=== Section Start ===

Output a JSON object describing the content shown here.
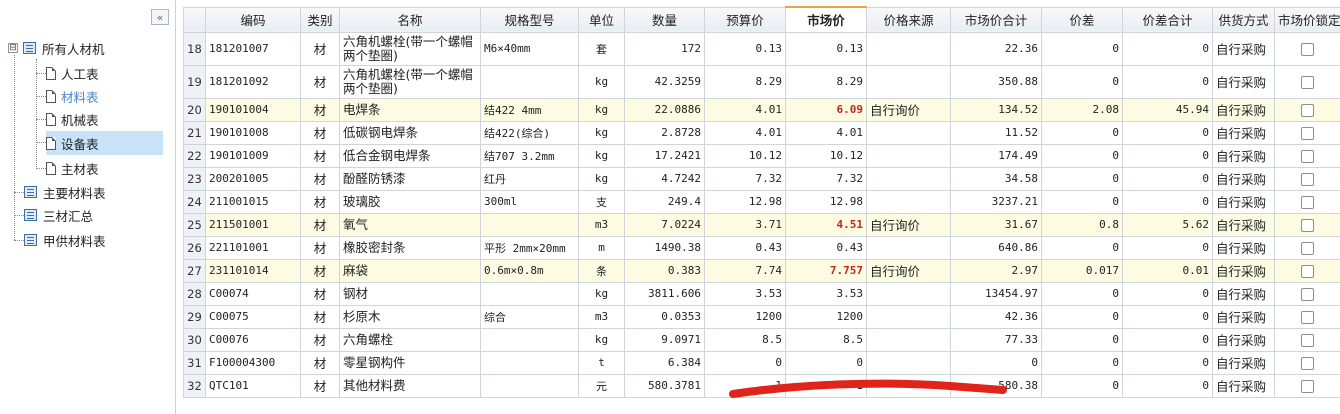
{
  "tree": {
    "collapse_glyph": "«",
    "root": {
      "label": "所有人材机",
      "expander": "⊟"
    },
    "children": [
      "人工表",
      "材料表",
      "机械表",
      "设备表",
      "主材表"
    ],
    "others": [
      "主要材料表",
      "三材汇总",
      "甲供材料表"
    ]
  },
  "grid": {
    "headers": [
      "",
      "编码",
      "类别",
      "名称",
      "规格型号",
      "单位",
      "数量",
      "预算价",
      "市场价",
      "价格来源",
      "市场价合计",
      "价差",
      "价差合计",
      "供货方式",
      "市场价锁定"
    ],
    "rows": [
      {
        "n": "18",
        "code": "181201007",
        "type": "材",
        "name": "六角机螺栓(带一个螺帽两个垫圈)",
        "spec": "M6×40mm",
        "unit": "套",
        "qty": "172",
        "budget": "0.13",
        "market": "0.13",
        "source": "",
        "total": "22.36",
        "diff": "0",
        "diff_total": "0",
        "supply": "自行采购"
      },
      {
        "n": "19",
        "code": "181201092",
        "type": "材",
        "name": "六角机螺栓(带一个螺帽两个垫圈)",
        "spec": "",
        "unit": "kg",
        "qty": "42.3259",
        "budget": "8.29",
        "market": "8.29",
        "source": "",
        "total": "350.88",
        "diff": "0",
        "diff_total": "0",
        "supply": "自行采购"
      },
      {
        "n": "20",
        "code": "190101004",
        "type": "材",
        "name": "电焊条",
        "spec": "结422 4mm",
        "unit": "kg",
        "qty": "22.0886",
        "budget": "4.01",
        "market": "6.09",
        "source": "自行询价",
        "total": "134.52",
        "diff": "2.08",
        "diff_total": "45.94",
        "supply": "自行采购"
      },
      {
        "n": "21",
        "code": "190101008",
        "type": "材",
        "name": "低碳钢电焊条",
        "spec": "结422(综合)",
        "unit": "kg",
        "qty": "2.8728",
        "budget": "4.01",
        "market": "4.01",
        "source": "",
        "total": "11.52",
        "diff": "0",
        "diff_total": "0",
        "supply": "自行采购"
      },
      {
        "n": "22",
        "code": "190101009",
        "type": "材",
        "name": "低合金钢电焊条",
        "spec": "结707 3.2mm",
        "unit": "kg",
        "qty": "17.2421",
        "budget": "10.12",
        "market": "10.12",
        "source": "",
        "total": "174.49",
        "diff": "0",
        "diff_total": "0",
        "supply": "自行采购"
      },
      {
        "n": "23",
        "code": "200201005",
        "type": "材",
        "name": "酚醛防锈漆",
        "spec": "红丹",
        "unit": "kg",
        "qty": "4.7242",
        "budget": "7.32",
        "market": "7.32",
        "source": "",
        "total": "34.58",
        "diff": "0",
        "diff_total": "0",
        "supply": "自行采购"
      },
      {
        "n": "24",
        "code": "211001015",
        "type": "材",
        "name": "玻璃胶",
        "spec": "300ml",
        "unit": "支",
        "qty": "249.4",
        "budget": "12.98",
        "market": "12.98",
        "source": "",
        "total": "3237.21",
        "diff": "0",
        "diff_total": "0",
        "supply": "自行采购"
      },
      {
        "n": "25",
        "code": "211501001",
        "type": "材",
        "name": "氧气",
        "spec": "",
        "unit": "m3",
        "qty": "7.0224",
        "budget": "3.71",
        "market": "4.51",
        "source": "自行询价",
        "total": "31.67",
        "diff": "0.8",
        "diff_total": "5.62",
        "supply": "自行采购"
      },
      {
        "n": "26",
        "code": "221101001",
        "type": "材",
        "name": "橡胶密封条",
        "spec": "平形 2mm×20mm",
        "unit": "m",
        "qty": "1490.38",
        "budget": "0.43",
        "market": "0.43",
        "source": "",
        "total": "640.86",
        "diff": "0",
        "diff_total": "0",
        "supply": "自行采购"
      },
      {
        "n": "27",
        "code": "231101014",
        "type": "材",
        "name": "麻袋",
        "spec": "0.6m×0.8m",
        "unit": "条",
        "qty": "0.383",
        "budget": "7.74",
        "market": "7.757",
        "source": "自行询价",
        "total": "2.97",
        "diff": "0.017",
        "diff_total": "0.01",
        "supply": "自行采购"
      },
      {
        "n": "28",
        "code": "C00074",
        "type": "材",
        "name": "钢材",
        "spec": "",
        "unit": "kg",
        "qty": "3811.606",
        "budget": "3.53",
        "market": "3.53",
        "source": "",
        "total": "13454.97",
        "diff": "0",
        "diff_total": "0",
        "supply": "自行采购"
      },
      {
        "n": "29",
        "code": "C00075",
        "type": "材",
        "name": "杉原木",
        "spec": "综合",
        "unit": "m3",
        "qty": "0.0353",
        "budget": "1200",
        "market": "1200",
        "source": "",
        "total": "42.36",
        "diff": "0",
        "diff_total": "0",
        "supply": "自行采购"
      },
      {
        "n": "30",
        "code": "C00076",
        "type": "材",
        "name": "六角螺栓",
        "spec": "",
        "unit": "kg",
        "qty": "9.0971",
        "budget": "8.5",
        "market": "8.5",
        "source": "",
        "total": "77.33",
        "diff": "0",
        "diff_total": "0",
        "supply": "自行采购"
      },
      {
        "n": "31",
        "code": "F100004300",
        "type": "材",
        "name": "零星钢构件",
        "spec": "",
        "unit": "t",
        "qty": "6.384",
        "budget": "0",
        "market": "0",
        "source": "",
        "total": "0",
        "diff": "0",
        "diff_total": "0",
        "supply": "自行采购"
      },
      {
        "n": "32",
        "code": "QTC101",
        "type": "材",
        "name": "其他材料费",
        "spec": "",
        "unit": "元",
        "qty": "580.3781",
        "budget": "1",
        "market": "1",
        "source": "",
        "total": "580.38",
        "diff": "0",
        "diff_total": "0",
        "supply": "自行采购"
      }
    ]
  },
  "colors": {
    "highlight_row": "#fdfce3",
    "market_changed": "#c0281e",
    "selected_tree_item": "#c8e2f7",
    "active_tree_item": "#4a86c8",
    "annotation_stroke": "#e0241b"
  }
}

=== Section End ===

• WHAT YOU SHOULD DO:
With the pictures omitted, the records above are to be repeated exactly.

• OUTPUT OF THE TASK:
Output a JSON object describing the content shown here.
{
  "tree": {
    "collapse_glyph": "«",
    "root": {
      "label": "所有人材机",
      "expander": "⊟"
    },
    "children": [
      "人工表",
      "材料表",
      "机械表",
      "设备表",
      "主材表"
    ],
    "others": [
      "主要材料表",
      "三材汇总",
      "甲供材料表"
    ]
  },
  "grid": {
    "headers": [
      "",
      "编码",
      "类别",
      "名称",
      "规格型号",
      "单位",
      "数量",
      "预算价",
      "市场价",
      "价格来源",
      "市场价合计",
      "价差",
      "价差合计",
      "供货方式",
      "市场价锁定"
    ],
    "rows": [
      {
        "n": "18",
        "code": "181201007",
        "type": "材",
        "name": "六角机螺栓(带一个螺帽两个垫圈)",
        "spec": "M6×40mm",
        "unit": "套",
        "qty": "172",
        "budget": "0.13",
        "market": "0.13",
        "source": "",
        "total": "22.36",
        "diff": "0",
        "diff_total": "0",
        "supply": "自行采购"
      },
      {
        "n": "19",
        "code": "181201092",
        "type": "材",
        "name": "六角机螺栓(带一个螺帽两个垫圈)",
        "spec": "",
        "unit": "kg",
        "qty": "42.3259",
        "budget": "8.29",
        "market": "8.29",
        "source": "",
        "total": "350.88",
        "diff": "0",
        "diff_total": "0",
        "supply": "自行采购"
      },
      {
        "n": "20",
        "code": "190101004",
        "type": "材",
        "name": "电焊条",
        "spec": "结422 4mm",
        "unit": "kg",
        "qty": "22.0886",
        "budget": "4.01",
        "market": "6.09",
        "source": "自行询价",
        "total": "134.52",
        "diff": "2.08",
        "diff_total": "45.94",
        "supply": "自行采购"
      },
      {
        "n": "21",
        "code": "190101008",
        "type": "材",
        "name": "低碳钢电焊条",
        "spec": "结422(综合)",
        "unit": "kg",
        "qty": "2.8728",
        "budget": "4.01",
        "market": "4.01",
        "source": "",
        "total": "11.52",
        "diff": "0",
        "diff_total": "0",
        "supply": "自行采购"
      },
      {
        "n": "22",
        "code": "190101009",
        "type": "材",
        "name": "低合金钢电焊条",
        "spec": "结707 3.2mm",
        "unit": "kg",
        "qty": "17.2421",
        "budget": "10.12",
        "market": "10.12",
        "source": "",
        "total": "174.49",
        "diff": "0",
        "diff_total": "0",
        "supply": "自行采购"
      },
      {
        "n": "23",
        "code": "200201005",
        "type": "材",
        "name": "酚醛防锈漆",
        "spec": "红丹",
        "unit": "kg",
        "qty": "4.7242",
        "budget": "7.32",
        "market": "7.32",
        "source": "",
        "total": "34.58",
        "diff": "0",
        "diff_total": "0",
        "supply": "自行采购"
      },
      {
        "n": "24",
        "code": "211001015",
        "type": "材",
        "name": "玻璃胶",
        "spec": "300ml",
        "unit": "支",
        "qty": "249.4",
        "budget": "12.98",
        "market": "12.98",
        "source": "",
        "total": "3237.21",
        "diff": "0",
        "diff_total": "0",
        "supply": "自行采购"
      },
      {
        "n": "25",
        "code": "211501001",
        "type": "材",
        "name": "氧气",
        "spec": "",
        "unit": "m3",
        "qty": "7.0224",
        "budget": "3.71",
        "market": "4.51",
        "source": "自行询价",
        "total": "31.67",
        "diff": "0.8",
        "diff_total": "5.62",
        "supply": "自行采购"
      },
      {
        "n": "26",
        "code": "221101001",
        "type": "材",
        "name": "橡胶密封条",
        "spec": "平形 2mm×20mm",
        "unit": "m",
        "qty": "1490.38",
        "budget": "0.43",
        "market": "0.43",
        "source": "",
        "total": "640.86",
        "diff": "0",
        "diff_total": "0",
        "supply": "自行采购"
      },
      {
        "n": "27",
        "code": "231101014",
        "type": "材",
        "name": "麻袋",
        "spec": "0.6m×0.8m",
        "unit": "条",
        "qty": "0.383",
        "budget": "7.74",
        "market": "7.757",
        "source": "自行询价",
        "total": "2.97",
        "diff": "0.017",
        "diff_total": "0.01",
        "supply": "自行采购"
      },
      {
        "n": "28",
        "code": "C00074",
        "type": "材",
        "name": "钢材",
        "spec": "",
        "unit": "kg",
        "qty": "3811.606",
        "budget": "3.53",
        "market": "3.53",
        "source": "",
        "total": "13454.97",
        "diff": "0",
        "diff_total": "0",
        "supply": "自行采购"
      },
      {
        "n": "29",
        "code": "C00075",
        "type": "材",
        "name": "杉原木",
        "spec": "综合",
        "unit": "m3",
        "qty": "0.0353",
        "budget": "1200",
        "market": "1200",
        "source": "",
        "total": "42.36",
        "diff": "0",
        "diff_total": "0",
        "supply": "自行采购"
      },
      {
        "n": "30",
        "code": "C00076",
        "type": "材",
        "name": "六角螺栓",
        "spec": "",
        "unit": "kg",
        "qty": "9.0971",
        "budget": "8.5",
        "market": "8.5",
        "source": "",
        "total": "77.33",
        "diff": "0",
        "diff_total": "0",
        "supply": "自行采购"
      },
      {
        "n": "31",
        "code": "F100004300",
        "type": "材",
        "name": "零星钢构件",
        "spec": "",
        "unit": "t",
        "qty": "6.384",
        "budget": "0",
        "market": "0",
        "source": "",
        "total": "0",
        "diff": "0",
        "diff_total": "0",
        "supply": "自行采购"
      },
      {
        "n": "32",
        "code": "QTC101",
        "type": "材",
        "name": "其他材料费",
        "spec": "",
        "unit": "元",
        "qty": "580.3781",
        "budget": "1",
        "market": "1",
        "source": "",
        "total": "580.38",
        "diff": "0",
        "diff_total": "0",
        "supply": "自行采购"
      }
    ]
  },
  "colors": {
    "highlight_row": "#fdfce3",
    "market_changed": "#c0281e",
    "selected_tree_item": "#c8e2f7",
    "active_tree_item": "#4a86c8",
    "annotation_stroke": "#e0241b"
  }
}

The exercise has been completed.